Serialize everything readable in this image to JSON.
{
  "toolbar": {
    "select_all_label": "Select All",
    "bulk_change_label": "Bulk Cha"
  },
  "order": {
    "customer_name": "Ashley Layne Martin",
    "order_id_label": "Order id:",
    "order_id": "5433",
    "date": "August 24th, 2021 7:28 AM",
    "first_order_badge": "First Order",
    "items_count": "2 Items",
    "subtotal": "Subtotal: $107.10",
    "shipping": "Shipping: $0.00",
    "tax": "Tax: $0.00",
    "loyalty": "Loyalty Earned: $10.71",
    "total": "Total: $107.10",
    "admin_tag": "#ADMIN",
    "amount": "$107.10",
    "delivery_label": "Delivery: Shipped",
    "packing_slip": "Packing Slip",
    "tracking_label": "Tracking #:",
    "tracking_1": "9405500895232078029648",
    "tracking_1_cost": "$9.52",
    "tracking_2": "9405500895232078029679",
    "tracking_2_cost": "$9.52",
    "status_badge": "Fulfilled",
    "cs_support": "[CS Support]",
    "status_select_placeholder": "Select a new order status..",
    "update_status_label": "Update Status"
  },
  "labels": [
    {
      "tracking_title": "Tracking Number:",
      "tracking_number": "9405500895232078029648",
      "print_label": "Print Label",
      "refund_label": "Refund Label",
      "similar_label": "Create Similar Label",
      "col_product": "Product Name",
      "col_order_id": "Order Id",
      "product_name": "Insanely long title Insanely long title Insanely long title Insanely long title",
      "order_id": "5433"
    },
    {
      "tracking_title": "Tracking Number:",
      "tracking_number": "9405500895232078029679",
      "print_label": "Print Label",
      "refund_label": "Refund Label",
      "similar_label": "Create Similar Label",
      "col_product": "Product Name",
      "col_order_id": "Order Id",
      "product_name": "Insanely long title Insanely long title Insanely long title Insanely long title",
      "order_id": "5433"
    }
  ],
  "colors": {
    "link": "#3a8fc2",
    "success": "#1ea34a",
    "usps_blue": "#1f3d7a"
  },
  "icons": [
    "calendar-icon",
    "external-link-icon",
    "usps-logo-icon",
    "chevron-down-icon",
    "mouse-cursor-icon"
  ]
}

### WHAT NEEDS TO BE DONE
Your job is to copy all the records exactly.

### REPLY TO THE TASK
Serialize everything readable in this image to JSON.
{
  "toolbar": {
    "select_all_label": "Select All",
    "bulk_change_label": "Bulk Cha"
  },
  "order": {
    "customer_name": "Ashley Layne Martin",
    "order_id_label": "Order id:",
    "order_id": "5433",
    "date": "August 24th, 2021 7:28 AM",
    "first_order_badge": "First Order",
    "items_count": "2 Items",
    "subtotal": "Subtotal: $107.10",
    "shipping": "Shipping: $0.00",
    "tax": "Tax: $0.00",
    "loyalty": "Loyalty Earned: $10.71",
    "total": "Total: $107.10",
    "admin_tag": "#ADMIN",
    "amount": "$107.10",
    "delivery_label": "Delivery: Shipped",
    "packing_slip": "Packing Slip",
    "tracking_label": "Tracking #:",
    "tracking_1": "9405500895232078029648",
    "tracking_1_cost": "$9.52",
    "tracking_2": "9405500895232078029679",
    "tracking_2_cost": "$9.52",
    "status_badge": "Fulfilled",
    "cs_support": "[CS Support]",
    "status_select_placeholder": "Select a new order status..",
    "update_status_label": "Update Status"
  },
  "labels": [
    {
      "tracking_title": "Tracking Number:",
      "tracking_number": "9405500895232078029648",
      "print_label": "Print Label",
      "refund_label": "Refund Label",
      "similar_label": "Create Similar Label",
      "col_product": "Product Name",
      "col_order_id": "Order Id",
      "product_name": "Insanely long title Insanely long title Insanely long title Insanely long title",
      "order_id": "5433"
    },
    {
      "tracking_title": "Tracking Number:",
      "tracking_number": "9405500895232078029679",
      "print_label": "Print Label",
      "refund_label": "Refund Label",
      "similar_label": "Create Similar Label",
      "col_product": "Product Name",
      "col_order_id": "Order Id",
      "product_name": "Insanely long title Insanely long title Insanely long title Insanely long title",
      "order_id": "5433"
    }
  ],
  "colors": {
    "link": "#3a8fc2",
    "success": "#1ea34a",
    "usps_blue": "#1f3d7a"
  },
  "icons": [
    "calendar-icon",
    "external-link-icon",
    "usps-logo-icon",
    "chevron-down-icon",
    "mouse-cursor-icon"
  ]
}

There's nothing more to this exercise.